Records to use.
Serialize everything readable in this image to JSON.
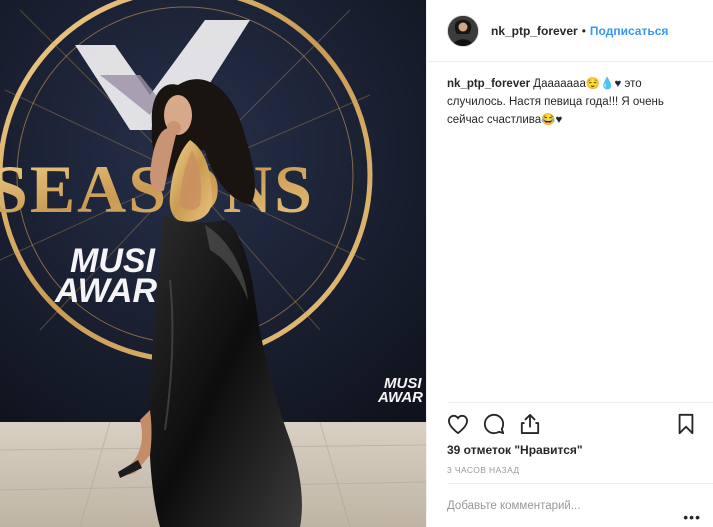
{
  "post": {
    "username": "nk_ptp_forever",
    "separator": "•",
    "follow_label": "Подписаться",
    "caption_user": "nk_ptp_forever",
    "caption_text": " Дааааааа😌💧♥ это случилось. Настя певица года!!! Я очень сейчас счастлива😂♥",
    "likes_text": "39 отметок \"Нравится\"",
    "timestamp": "3 часов назад",
    "comment_placeholder": "Добавьте комментарий...",
    "more_dots": "•••"
  },
  "photo": {
    "backdrop_big_word": "SEASONS",
    "backdrop_sub_word_1": "MUSI",
    "backdrop_sub_word_2": "AWAR",
    "backdrop_corner_word_1": "MUSI",
    "backdrop_corner_word_2": "AWAR"
  },
  "icons": {
    "like": "heart-icon",
    "comment": "comment-icon",
    "share": "share-icon",
    "save": "bookmark-icon"
  },
  "colors": {
    "accent": "#3897f0",
    "text": "#262626",
    "muted": "#999999",
    "divider": "#efefef",
    "gold": "#d7a860"
  }
}
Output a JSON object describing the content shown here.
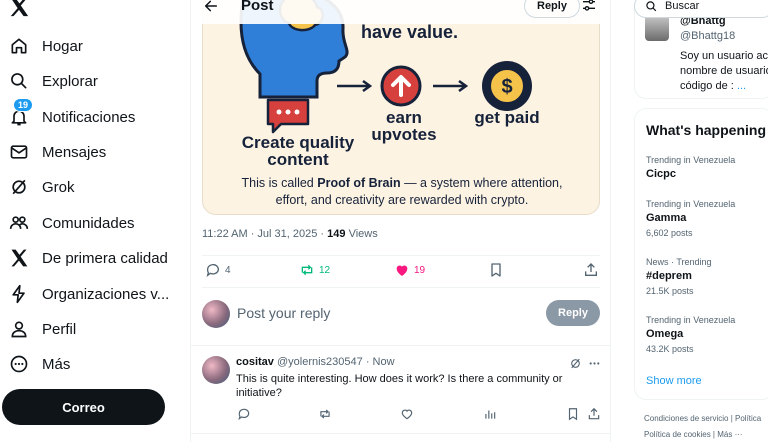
{
  "sidebar": {
    "items": [
      {
        "label": "Hogar",
        "icon": "home-icon"
      },
      {
        "label": "Explorar",
        "icon": "search-icon"
      },
      {
        "label": "Notificaciones",
        "icon": "bell-icon",
        "badge": "19"
      },
      {
        "label": "Mensajes",
        "icon": "mail-icon"
      },
      {
        "label": "Grok",
        "icon": "grok-icon"
      },
      {
        "label": "Comunidades",
        "icon": "people-icon"
      },
      {
        "label": "De primera calidad",
        "icon": "x-icon"
      },
      {
        "label": "Organizaciones v...",
        "icon": "lightning-icon"
      },
      {
        "label": "Perfil",
        "icon": "person-icon"
      },
      {
        "label": "Más",
        "icon": "more-circle-icon"
      }
    ],
    "post_button": "Correo"
  },
  "header": {
    "title": "Post",
    "reply_pill": "Reply"
  },
  "image": {
    "title": "have value.",
    "step1": "Create quality content",
    "step2": "earn upvotes",
    "step3": "get paid",
    "caption_line1_pre": "This is called ",
    "caption_line1_bold": "Proof of Brain",
    "caption_line1_post": " — a system where attention,",
    "caption_line2": "effort, and creativity are rewarded with crypto."
  },
  "post_meta": {
    "time": "11:22 AM · Jul 31, 2025 · ",
    "views_count": "149",
    "views_label": " Views"
  },
  "actions": {
    "replies": "4",
    "reposts": "12",
    "likes": "19"
  },
  "reply_box": {
    "placeholder": "Post your reply",
    "button": "Reply"
  },
  "comment": {
    "name": "cositav",
    "handle": "@yolernis230547 · Now",
    "text": "This is quite interesting. How does it work? Is there a community or initiative?"
  },
  "right": {
    "search_placeholder": "Buscar",
    "profile": {
      "name": "@Bhattg",
      "handle": "@Bhattg18",
      "bio1": "Soy un usuario act",
      "bio2": "nombre de usuario",
      "bio3": "código de :",
      "bio3_more": "..."
    },
    "trends_title": "What's happening",
    "trends": [
      {
        "category": "Trending in Venezuela",
        "name": "Cicpc",
        "posts": ""
      },
      {
        "category": "Trending in Venezuela",
        "name": "Gamma",
        "posts": "6,602 posts"
      },
      {
        "category": "News · Trending",
        "name": "#deprem",
        "posts": "21.5K posts"
      },
      {
        "category": "Trending in Venezuela",
        "name": "Omega",
        "posts": "43.2K posts"
      }
    ],
    "show_more": "Show more",
    "footer1": "Condiciones de servicio  |  Política",
    "footer2": "Política de cookies  |  Más ···"
  },
  "colors": {
    "accent": "#1d9bf0",
    "repost": "#00ba7c",
    "like": "#f91880",
    "dark": "#0f1419"
  }
}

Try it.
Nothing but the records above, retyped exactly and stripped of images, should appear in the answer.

The completed task.
Serialize everything readable in this image to JSON.
{
  "post": {
    "username": "nk_ptp_forever",
    "separator": "•",
    "follow_label": "Подписаться",
    "caption_user": "nk_ptp_forever",
    "caption_text": " Дааааааа😌💧♥ это случилось. Настя певица года!!! Я очень сейчас счастлива😂♥",
    "likes_text": "39 отметок \"Нравится\"",
    "timestamp": "3 часов назад",
    "comment_placeholder": "Добавьте комментарий...",
    "more_dots": "•••"
  },
  "photo": {
    "backdrop_big_word": "SEASONS",
    "backdrop_sub_word_1": "MUSI",
    "backdrop_sub_word_2": "AWAR",
    "backdrop_corner_word_1": "MUSI",
    "backdrop_corner_word_2": "AWAR"
  },
  "icons": {
    "like": "heart-icon",
    "comment": "comment-icon",
    "share": "share-icon",
    "save": "bookmark-icon"
  },
  "colors": {
    "accent": "#3897f0",
    "text": "#262626",
    "muted": "#999999",
    "divider": "#efefef",
    "gold": "#d7a860"
  }
}
Output a JSON object describing the content shown here.
{
  "sidebar": {
    "items": [
      {
        "label": "Hogar",
        "icon": "home-icon"
      },
      {
        "label": "Explorar",
        "icon": "search-icon"
      },
      {
        "label": "Notificaciones",
        "icon": "bell-icon",
        "badge": "19"
      },
      {
        "label": "Mensajes",
        "icon": "mail-icon"
      },
      {
        "label": "Grok",
        "icon": "grok-icon"
      },
      {
        "label": "Comunidades",
        "icon": "people-icon"
      },
      {
        "label": "De primera calidad",
        "icon": "x-icon"
      },
      {
        "label": "Organizaciones v...",
        "icon": "lightning-icon"
      },
      {
        "label": "Perfil",
        "icon": "person-icon"
      },
      {
        "label": "Más",
        "icon": "more-circle-icon"
      }
    ],
    "post_button": "Correo"
  },
  "header": {
    "title": "Post",
    "reply_pill": "Reply"
  },
  "image": {
    "title": "have value.",
    "step1": "Create quality content",
    "step2": "earn upvotes",
    "step3": "get paid",
    "caption_line1_pre": "This is called ",
    "caption_line1_bold": "Proof of Brain",
    "caption_line1_post": " — a system where attention,",
    "caption_line2": "effort, and creativity are rewarded with crypto."
  },
  "post_meta": {
    "time": "11:22 AM · Jul 31, 2025 · ",
    "views_count": "149",
    "views_label": " Views"
  },
  "actions": {
    "replies": "4",
    "reposts": "12",
    "likes": "19"
  },
  "reply_box": {
    "placeholder": "Post your reply",
    "button": "Reply"
  },
  "comment": {
    "name": "cositav",
    "handle": "@yolernis230547 · Now",
    "text": "This is quite interesting. How does it work? Is there a community or initiative?"
  },
  "right": {
    "search_placeholder": "Buscar",
    "profile": {
      "name": "@Bhattg",
      "handle": "@Bhattg18",
      "bio1": "Soy un usuario act",
      "bio2": "nombre de usuario",
      "bio3": "código de :",
      "bio3_more": "..."
    },
    "trends_title": "What's happening",
    "trends": [
      {
        "category": "Trending in Venezuela",
        "name": "Cicpc",
        "posts": ""
      },
      {
        "category": "Trending in Venezuela",
        "name": "Gamma",
        "posts": "6,602 posts"
      },
      {
        "category": "News · Trending",
        "name": "#deprem",
        "posts": "21.5K posts"
      },
      {
        "category": "Trending in Venezuela",
        "name": "Omega",
        "posts": "43.2K posts"
      }
    ],
    "show_more": "Show more",
    "footer1": "Condiciones de servicio  |  Política",
    "footer2": "Política de cookies  |  Más ···"
  },
  "colors": {
    "accent": "#1d9bf0",
    "repost": "#00ba7c",
    "like": "#f91880",
    "dark": "#0f1419"
  }
}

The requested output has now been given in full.